The country's first indigenous mRNA vaccine candidate developed by Gennova, Pune has received approval from drug regulators to initiate Phase 1/2 human clinical trials, the Department of Biotechnology said on Friday.
The novel mRNA vaccine candidate, HGCO19, is supported with seed grant under the Ind-CEPI mission of the Department of Biotechnology.
The mRNA vaccines do not use the conventional model to produce immune response. Instead, they carry molecular instructions to make the protein in the body through a synthetic RNA of the virus.
The host body uses this to produce the viral protein that is recognised, thereby, making the body mount an immune response against the disease.
The mRNA-based vaccines are scientifically the ideal choice to address a pandemic because of their rapid developmental timeline, the DBT said.

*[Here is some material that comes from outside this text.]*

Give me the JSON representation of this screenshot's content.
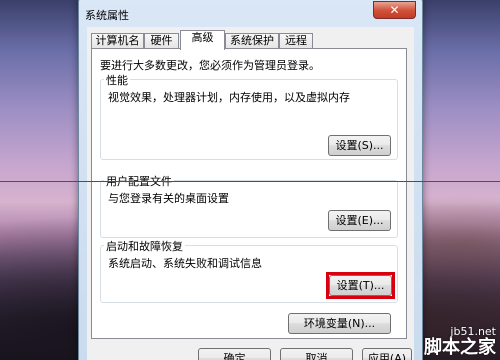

It is also considered safe as it is non-infectious, non-integrating in nature, and degraded by standard cellular mechanisms.
"They are expected to be highly efficacious because of their inherent capability of being translatable into the protein structure inside the cell cytoplasm. Additionally, mRNA vaccines are fully synthetic and do not require a host for growth, for example, eggs or bacteria.
"Therefore, they can be quickly manufactured in an inexpensive manner under cGMP conditions to ensure their availability and accessibility for mass vaccination on a sustainable basis," the DBT added.
Gennova has completed all preliminary work and should be initiating the Phase 1/2 human clinical trial soon since the approval from the DCGI office has been received, the DBT said.
"Establishment of a such indigenous technology platform will not only empower India to handle the COVID-19 pandemic but also ensure the preparedness for future outbreaks," Renu Swarup, Secretary, Department of Biotechnology said.
Five vaccine candidates are under different phases of clinical trials in India, with the Serum Institute of India conducting phase 3 trial of the Oxford-Astrazeneca COVID-19 vaccine.
The indigenously developed vaccine by Bharat Biotech in collaboration with the ICMR has already started the phase 3 clinical trial.
Another indigenously-developed vaccine by Zydus Cadila has also completed phase 2 clinical trials in the country.
Dr Reddy's Laboratories and the Russian Direct Investment Fund (RDIF) have also announced the start of adaptive phase 2 and 3 clinical trials for COVID-19 vaccine Sputnik V in India.
Also, Biological E Ltd has started early phase 1 and 2 human trials of its COVID-19 vaccine candidate.
Gennova, in collaboration with HDT Biotech Corporation, Seattle, USA, has worked together to develop an mRNA vaccine candidate.
HGCO19 has already demonstrated safety, immunogenicity, neutralisation antibody activity in animals. The neutralising antibody response of the vaccine in mice and non-human primates was comparable with the sera from the convalescent patients of COVID-19, the DBT said.
Gennova's vaccine candidate uses the most prominent mutant of spike protein (D614G) and also uses the self-amplifying mRNA platform, which gives the advantage of a low dosing regimen compared with the non-replicating mRNA or traditional vaccines.
HGCO19 uses the adsorption chemistry so that the mRNA is attached on the surface of the nano-lipid carrier to enhance the release kinetics of the mRNA within the cells compared to the encapsulation chemistry.
HGCO19 is stable at 2 to 8 degrees Celsius for two months.
The Department of Biotechnology is implementing the IndCEPImission 'India Centric Epidemic Preparedness through Rapid Vaccine Development: Supporting Indian Vaccine Development' which is aligned with the Global Initiative of CEPI and aims to strengthen the development of vaccines and associated competencies/technologies for the diseases of epidemic potential in India.
The Ind-CEPI mission of DBT is implemented by its PSU, Biotechnology Industry Research Assistance Council (BIRAC).